Some readers have probably already seen our slow motion parakeet video, but hopefully you won’t mind checking them out again! Using a perch and some millet as a lure we decided to try taking videos of the parakeets flying to us in slow motion. I’m pretty happy with the result.
Note: Make sure to turn down your sound before watching, there’s a weird metallic noise that I’m trying to fix but in the interim I don’t want to hurt anyone’s ears!
You can check out more videos of Toby and Kelly in slow motion (among other things!) on my YouTube channel.
These videos were taken using my cell phone, an Apple iPhone 6 Verizon Wireless, 16GB, Silver, which I think is pretty amazing!
Recently I realized that I keep writing about and recommending trying a bath of hanging greens for parakeets without actually giving instructions for how to make the bath. I know for my husband and me there was definitely some trial and error involved, and the errors could involve some parakeet injury, so here are some best practices for making a hanging bath.

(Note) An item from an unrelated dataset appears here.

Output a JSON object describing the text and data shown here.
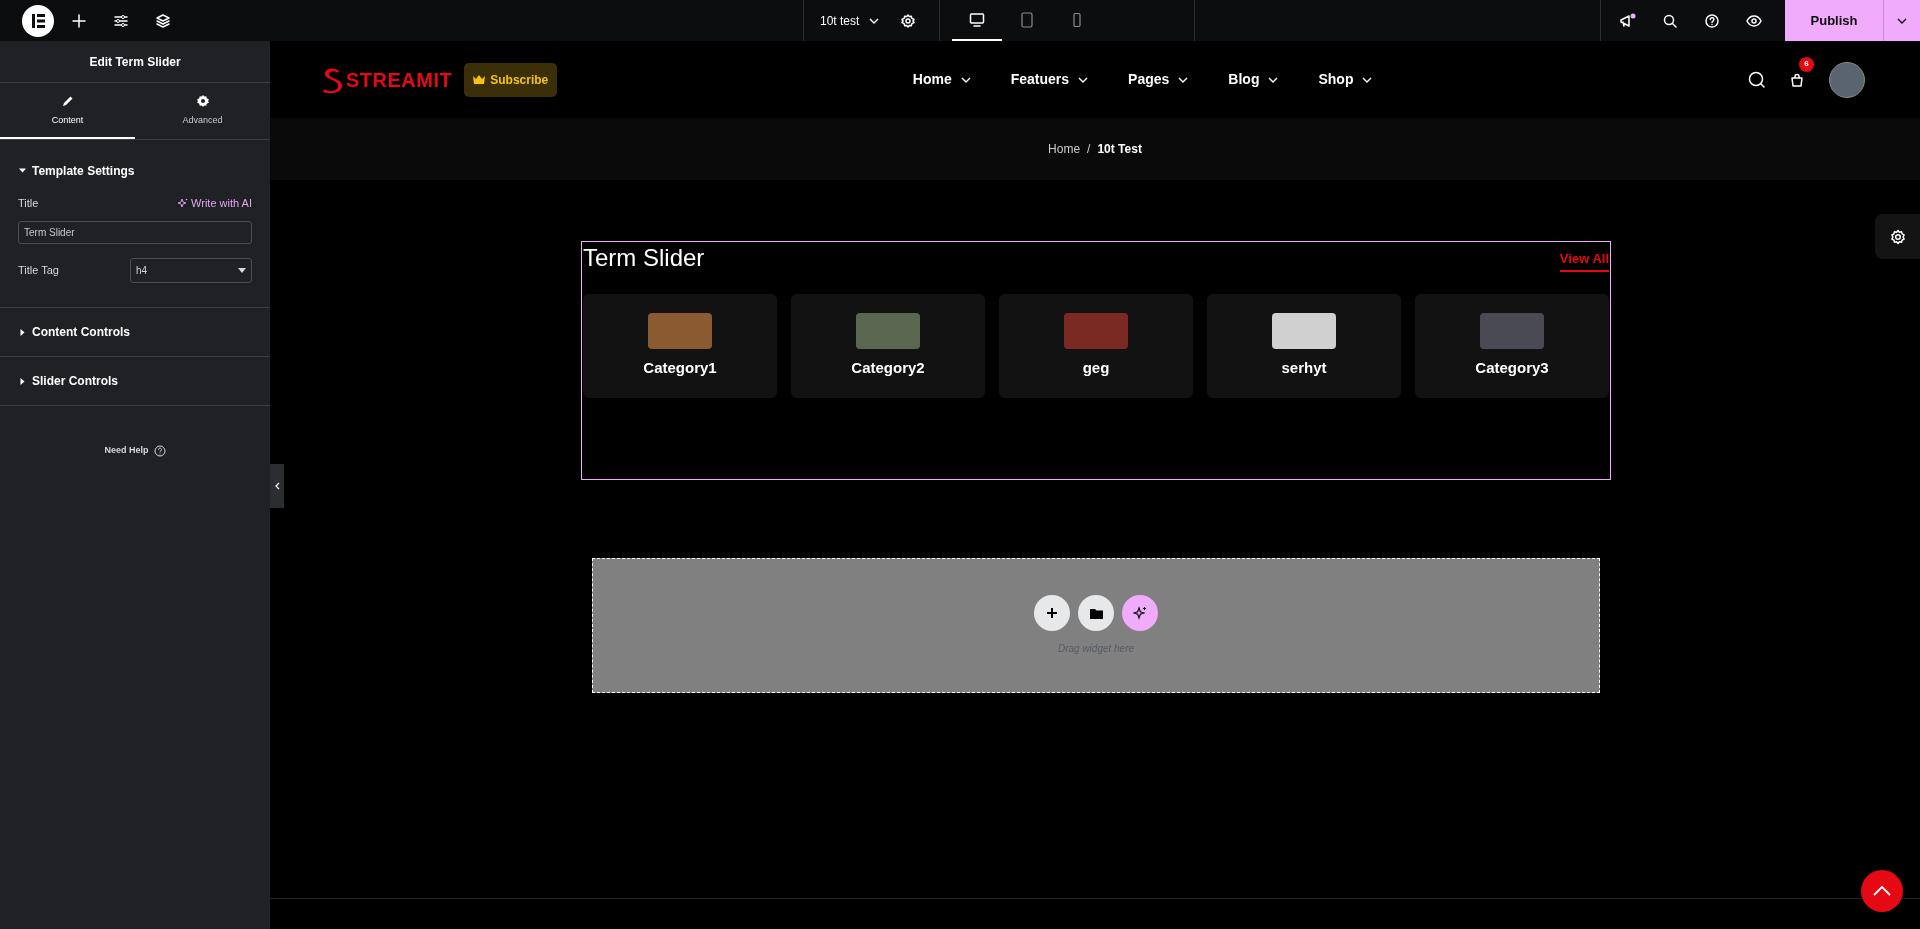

- At the grocery store, get a bunch of greens and a package of bamboo skewers (commonly used for grilling, like these: Kabob skewers PACK of 500 8 inch bamboo sticks made from 100 % natural bamboo – shish kabob skewers – (500)). As far as the greens go, what you really want is a good sturdy leaf that will stand up to some abuse without tearing immediately. Equally important is the stem width, they have to be thick and not prone to shredding. We really love kale for baths, and also mustard greens.
- Once home, wash the greens thoroughly
- Take a stem and poke a hole through the thickest part with the bamboo skewer, repeat this process for 4 or 5 leaves, until you have a good bundle of greens.
- Thread the leaves on whatever attachment you have handy, we are using one that came from an inexpensive toy (JW Pet Company Activitoy Olympia Rings Small Bird Toy, Colors Vary). You could also use paper rope (Outus Raffia Paper Craft Ribbon, 1/ 4 Inch by 100 Yards) and tie it securely to a spare metal toy clip, or a plastic clip. Whatever you have that you can hang will be fine.
- Wet the bundle of greens thoroughly – get them soaking and be prepared to soak the bottom interior of your cage. If you use paper at the bottom that is not water resistant it would be best to remove that entirely to make for easier clean up at the end.
- Hang the bundle from the interior top of your cage; if possible, position is near some perches for a jumping off point. Hopefully your parakeets will instinctively “get it”, but if not, don’t be discouraged, just keep offering the greens and they will probably explore them eventually. I also try to leave the greens in the cage for a couple of hours and will refresh them with a spray bottle.
- Parakeets are definitely fans of a routine, so try to offer a bath in the same sequence each week. We get home from the grocery store, put everything away and then it’s bath time. I find that a series of steps that are done in front of them the same way every time helps them know what to expect and really aids in getting them excited.
And finally, here is Toby enjoying her bath, this is not as “into it” as she typically gets, I think she was being a little camera shy, but you can see how it’s suspended and how she moves around the bundle in a way that she couldn’t if it was laying on a flat surface.
It’s been several months now since my original review of the Super Bird Creations Wind Chimes Toy for Birds and this toy is still Kelly’s number one favorite. Not only that, but it is still in good shape for being abused daily. The toy lost a plastic straw and bead last week when the bottom knot came until, but other than that it looks pretty darn mint.
Here’s a video of Kelly being a bat girl with the wind chimes – I wish it was better but she gets very camera shy, you can see she stops playing and rapidly nods her head at me to indicate I should leave her alone! Although Kelly is the primary user, Toby also gets into it, but instead of hanging upside down and twisting around Toby prefers to separate one “leg” at a time and drape it over the nearby perch before dominating.
I know that at about $13 it might seem like a pretty big outlay of cash for a single toy, but with budgies it will last you a long time and if yours are like mine it will be the belle of the ball.
We had a little warm spell recently and it brought a lot of outdoor birds out of their hiding spots to chirp and enjoy the nice days. It has also made Kelly want to communicate with them desperately, so she’s been flock calling to them every morning for hours straight. I know that in a week or so she would realize they aren’t going to talk back and stop trying, but in the interim we have this incessant yelling.
Before getting a budgie (or any bird), listen to this on a loop for 2 hours and decide if you can take the noise! Please excuse the weirdly-sized video and the water noise in the background, she stopped yelling as soon as she saw the camera so I had to run the water to get her going again!